Nurse Kimberley’s own diagnosis leads to care by McGrath Foundation nurse
St George Hospital nurse Kimberley O’Connor says learning she had breast cancer has brought her many new insights as a patient – including getting to know McGrath breast care nurse Kim Wright.
While scrubbing off her spray tan a week after her 27th birthday, Kimberley noticed a lump in her right breast.
“I’m not in the typical risk group for breast cancer and didn’t regularly check myself, but I had been scrubbing a little harder than I normally would and that’s when I felt a lump,” Ms O’Connor said.
The lump turned out to be a six centimetre tumour, a breast carcinoma that turned her world upside down. Three days after her diagnosis, Kimberley met with oncologist Dr Jodi Lynch and McGrath breast care nurse Kim Wright.
As an oncology nurse, Kimberley is no stranger to cancer, but said it is very different being on the other side.
“I normally see people on the cancer ward well after they have been through their initial diagnosis stage so a lot of the information was new to me,” Ms O’Connor said.
The soon-to-be bride, who was forced to cancel her September wedding date because of COVID-19, has now had to postpone her second date while she undergoes chemotherapy.
As part of her treatment and care at Sutherland Hospital, Ms O’Connor said the ongoing support from Kim, a specialised McGrath Breast Care Nurse, was invaluable.
“Kim is my fountain of knowledge, she has provided me with so many contacts, from where to buy a head scarf and wig to financial support programs,” Ms O’Connor said.
“It’s like having a friend with you, Kim is a warm, calming and sunny person who knows just what to say. She’s been to all my follow up appointments with the Oncologist and I really appreciate that she has time to sit with me and debrief after consultations and treatments. This whole process would be much more daunting without her by my side.”
Ms Wright, who has been a McGrath Breast Care Nurse for 10 years and a nurse for 30 years, said it is a privilege being able to provide support to breast cancer patients.
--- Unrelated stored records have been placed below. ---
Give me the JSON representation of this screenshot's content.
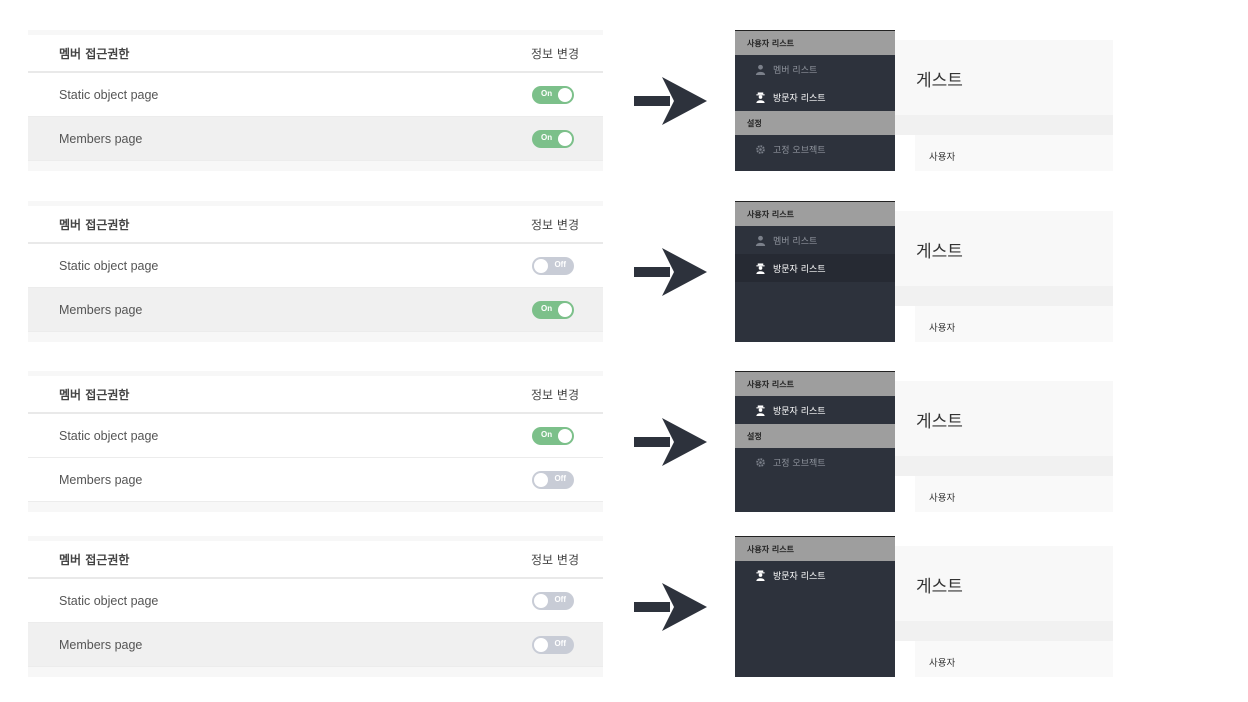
{
  "colors": {
    "toggle_on": "#7cc08a",
    "toggle_off": "#c8ccd6",
    "sidebar_bg": "#2d323c",
    "section_header_bg": "#9e9e9e",
    "arrow": "#2d323c"
  },
  "table_headers": {
    "left": "멤버 접근권한",
    "right": "정보 변경"
  },
  "preview_texts": {
    "title": "게스트",
    "subtitle": "사용자"
  },
  "scenarios": [
    {
      "settings": [
        {
          "label": "Static object page",
          "state": "On"
        },
        {
          "label": "Members page",
          "state": "On"
        }
      ],
      "sidebar": [
        {
          "section": "사용자 리스트"
        },
        {
          "item": "멤버 리스트",
          "icon": "user-icon",
          "style": "dim"
        },
        {
          "item": "방문자 리스트",
          "icon": "guest-icon",
          "style": "normal"
        },
        {
          "section": "설정"
        },
        {
          "item": "고정 오브젝트",
          "icon": "gear-icon",
          "style": "dim"
        }
      ]
    },
    {
      "settings": [
        {
          "label": "Static object page",
          "state": "Off"
        },
        {
          "label": "Members page",
          "state": "On"
        }
      ],
      "sidebar": [
        {
          "section": "사용자 리스트"
        },
        {
          "item": "멤버 리스트",
          "icon": "user-icon",
          "style": "dim"
        },
        {
          "item": "방문자 리스트",
          "icon": "guest-icon",
          "style": "active"
        }
      ]
    },
    {
      "settings": [
        {
          "label": "Static object page",
          "state": "On"
        },
        {
          "label": "Members page",
          "state": "Off"
        }
      ],
      "sidebar": [
        {
          "section": "사용자 리스트"
        },
        {
          "item": "방문자 리스트",
          "icon": "guest-icon",
          "style": "normal"
        },
        {
          "section": "설정"
        },
        {
          "item": "고정 오브젝트",
          "icon": "gear-icon",
          "style": "dim"
        }
      ]
    },
    {
      "settings": [
        {
          "label": "Static object page",
          "state": "Off"
        },
        {
          "label": "Members page",
          "state": "Off"
        }
      ],
      "sidebar": [
        {
          "section": "사용자 리스트"
        },
        {
          "item": "방문자 리스트",
          "icon": "guest-icon",
          "style": "normal"
        }
      ]
    }
  ]
}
“We are able to guide patients through their treatment, which can be a very scary time because it’s the unknown. They don’t know how they are going to feel or what will happen, so we are there to answer their questions, provide information and support while they’re going through surgeries, having chemotherapy, radiotherapy and hormone therapy,” Ms Wright said.
There are 154 McGrath breast care nurses nationally, with four working across SESLHD hospitals. In the lead up to cricket’s Pink Test, the McGrath Foundation, which funds the McGrath breast care nurses in our hospitals, turned the media spotlight on Kimberley and Kim, telling their story to highlight the McGrath breast care nurses’ important work and increase awareness about breast cancer.
“If I hadn’t scrubbed a little harder to remove the tan I might not have found the lump until it was larger and extremely obvious, so while I joke that a spray tan saved my life, I’m telling my story to encourage everyone to check their breasts regularly, even if you’re not in the at-risk age group, because if reading my story means others will check their breasts, then my job is done,” Ms O’Connor said.